- La Leche League International [Internet]. North Carolina: La Leche League International; c2023 [cited 2023 Apr 5]. Starting solids; [about 3 screens] Available from: https://llli.org/breastfeeding-info/starting-solids/
- Center for Disease Control and Prevention (CDC) [Internet]. Georgia: U.S Department of Health and Human Services; c 2022 [updated 2021 Aug 24; cited 2023 Apr 5]. When, what, and how to introduce solid foods; [about 3 screens]. Available from: https://www.cdc.gov/nutrition/infantandtoddlernutrition/foods-and-drinks/when-to-introduce-solid-foods.html
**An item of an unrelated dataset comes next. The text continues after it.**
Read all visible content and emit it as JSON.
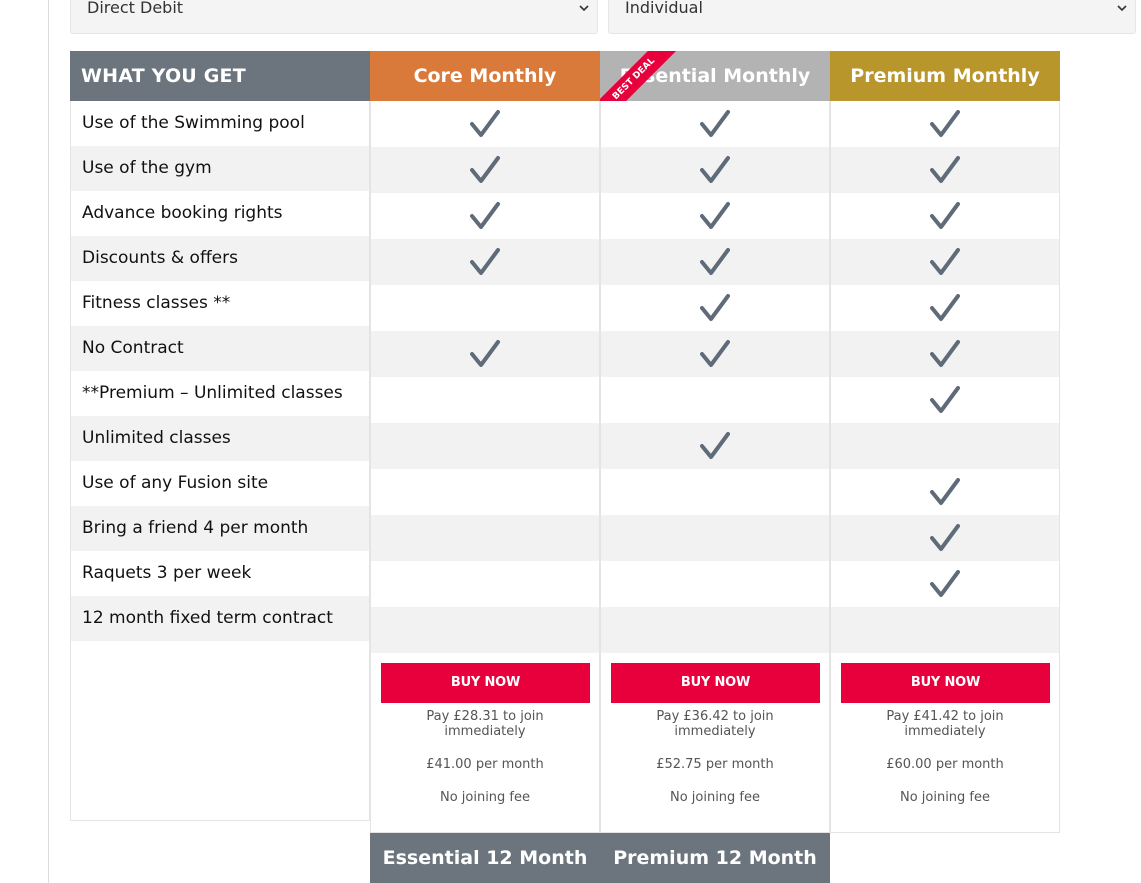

- Cleary, J., Dalton, S., Harman, A., & Wright, I. (2020). Current practice in the introduction of solid foods for preterm infants. Public Health Nutrition, 23(1), 94-101. doi:10.1017/S1368980019002337